This is a Multisystem condition.

Mucopolysaccharidosis IIIB, Sanfilippo Syndrome Type B, MPS IIIB

What is MPS IIIB?

The mucopolysaccharidoses (MPS) are a group of hereditary lysosomal storage disorders in which specific glycosaminoglycans (GAGs) accumulate in lysosomes. Mucopolysaccharidosis III is characterized by lysosomal accumulation of the GAG heparan sulphate (HS). Unlike other forms of MPS, MPS III causes a progressive and primarily neurological disease.

What are the signs & symptoms that develop in affected dogs?

Affected dogs develop a slowly progressive ataxia, typically leading to humane euthanasia before six years of age. Other signs include mental dullness, with exaggerated abnormal gait (hypermetria), truncal swaying (pulling the spine and attached tissues back and forth), and fine whole-body and head tremors.

When do signs and symptoms develop?

Clinical signs may be observed at approximately two years of age.

How do vets diagnose this condition?

Diagnosis is made based on clinical history, physical examination, genetic testing, and ruling out other causes of similar symptoms. Intracytoplasmic granules may be found in the white cells of peripheral blood and cerebrospinal fluid (CSF), and increased HS may be measured in plasma, CSF, and urine of affected dogs.
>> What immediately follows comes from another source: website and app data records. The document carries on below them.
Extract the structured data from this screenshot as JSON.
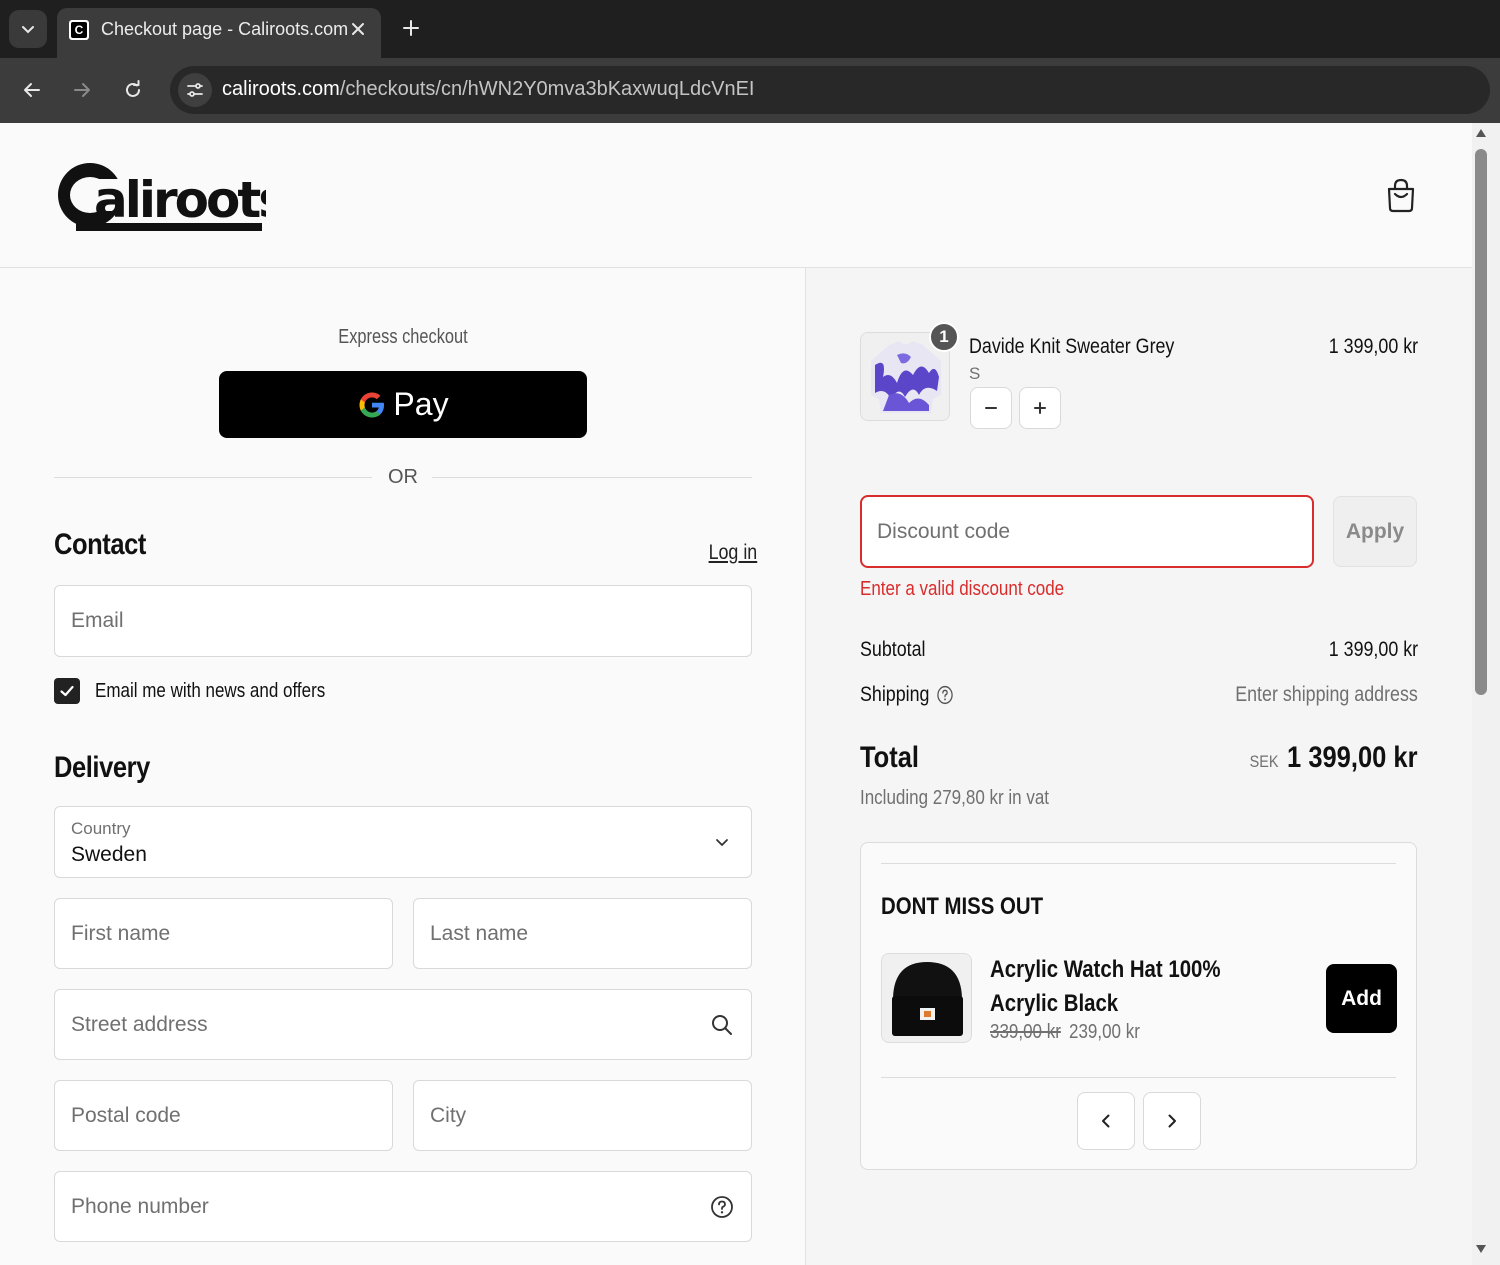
{
  "browser": {
    "tab_title": "Checkout page - Caliroots.com",
    "favicon_letter": "C",
    "url_host": "caliroots.com",
    "url_path": "/checkouts/cn/hWN2Y0mva3bKaxwuqLdcVnEI"
  },
  "header": {
    "logo_text": "Caliroots"
  },
  "express": {
    "label": "Express checkout",
    "gpay_label": "Pay",
    "or_label": "OR"
  },
  "contact": {
    "heading": "Contact",
    "login_link": "Log in",
    "email_placeholder": "Email",
    "newsletter_label": "Email me with news and offers",
    "newsletter_checked": true
  },
  "delivery": {
    "heading": "Delivery",
    "country_label": "Country",
    "country_value": "Sweden",
    "first_name_placeholder": "First name",
    "last_name_placeholder": "Last name",
    "street_placeholder": "Street address",
    "postal_placeholder": "Postal code",
    "city_placeholder": "City",
    "phone_placeholder": "Phone number"
  },
  "order": {
    "item": {
      "quantity": "1",
      "name": "Davide Knit Sweater Grey",
      "variant": "S",
      "price": "1 399,00 kr"
    },
    "discount_placeholder": "Discount code",
    "apply_label": "Apply",
    "discount_error": "Enter a valid discount code",
    "subtotal_label": "Subtotal",
    "subtotal_value": "1 399,00 kr",
    "shipping_label": "Shipping",
    "shipping_value": "Enter shipping address",
    "total_label": "Total",
    "total_currency": "SEK",
    "total_value": "1 399,00 kr",
    "vat_text": "Including 279,80 kr in vat"
  },
  "upsell": {
    "title": "DONT MISS OUT",
    "product_name": "Acrylic Watch Hat 100% Acrylic Black",
    "old_price": "339,00 kr",
    "new_price": "239,00 kr",
    "add_label": "Add"
  },
  "colors": {
    "error": "#d92c2c",
    "button_dark": "#000000",
    "chrome_dark": "#1f1f1f"
  }
}
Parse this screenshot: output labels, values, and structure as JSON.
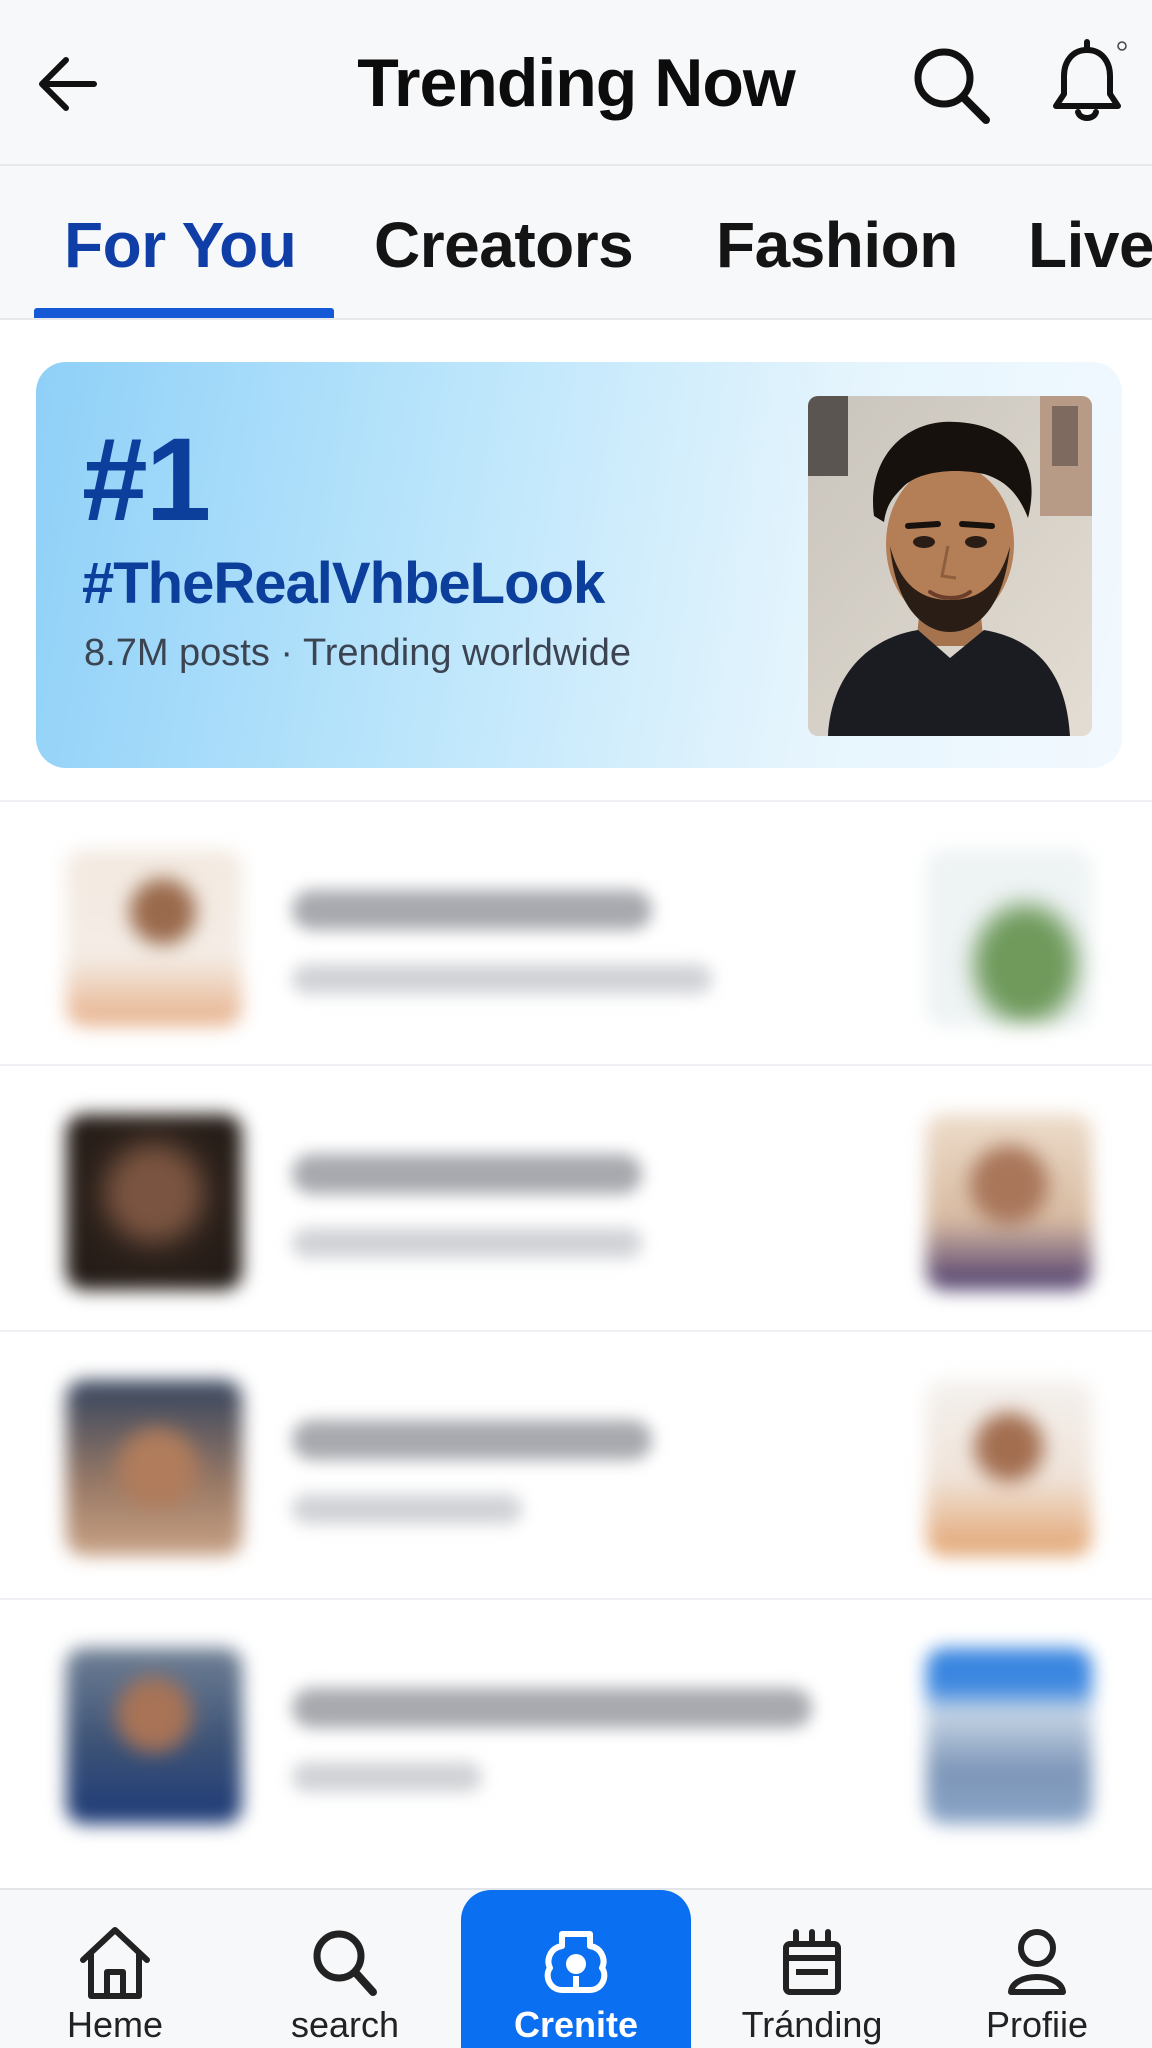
{
  "header": {
    "title": "Trending Now",
    "back_icon": "arrow-left-icon",
    "search_icon": "search-icon",
    "bell_icon": "bell-icon"
  },
  "tabs": [
    {
      "label": "For You",
      "active": true
    },
    {
      "label": "Creators",
      "active": false
    },
    {
      "label": "Fashion",
      "active": false
    },
    {
      "label": "Live",
      "active": false
    }
  ],
  "featured": {
    "rank": "#1",
    "hashtag": "#TheRealVhbeLook",
    "meta": "8.7M posts · Trending worldwide"
  },
  "bottom_nav": [
    {
      "label": "Heme",
      "icon": "home-icon"
    },
    {
      "label": "search",
      "icon": "search-icon"
    },
    {
      "label": "Crenite",
      "icon": "create-icon",
      "highlighted": true
    },
    {
      "label": "Tránding",
      "icon": "trending-icon"
    },
    {
      "label": "Profiie",
      "icon": "profile-icon"
    }
  ],
  "colors": {
    "accent": "#1659d6",
    "tab_active": "#0f3fa6",
    "create_button": "#0a6ff0",
    "feature_text": "#0c3e9c"
  }
}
How is this condition treated?

There is no cure for MPS IIIB; all currently available treatments are symptomatic or supportive in nature. Gene therapy and enzyme replacement therapy are evolving fields that require more research to be available clinically.

What actions should I take if my dog is affected?

  • Please give your dog any medication as prescribed by your veterinarian.
  • Keeping your affected dog comfortable at home is the best therapy you can provide.
  • Slings can be used to assist with their mobility, and caution should be taken to avoid falling hazards.
Shopping in the {{ userRegion }}?

You're viewing our {{ region }} website, but it looks like you're in the {{ userRegion }}.

Visit {{ market }} site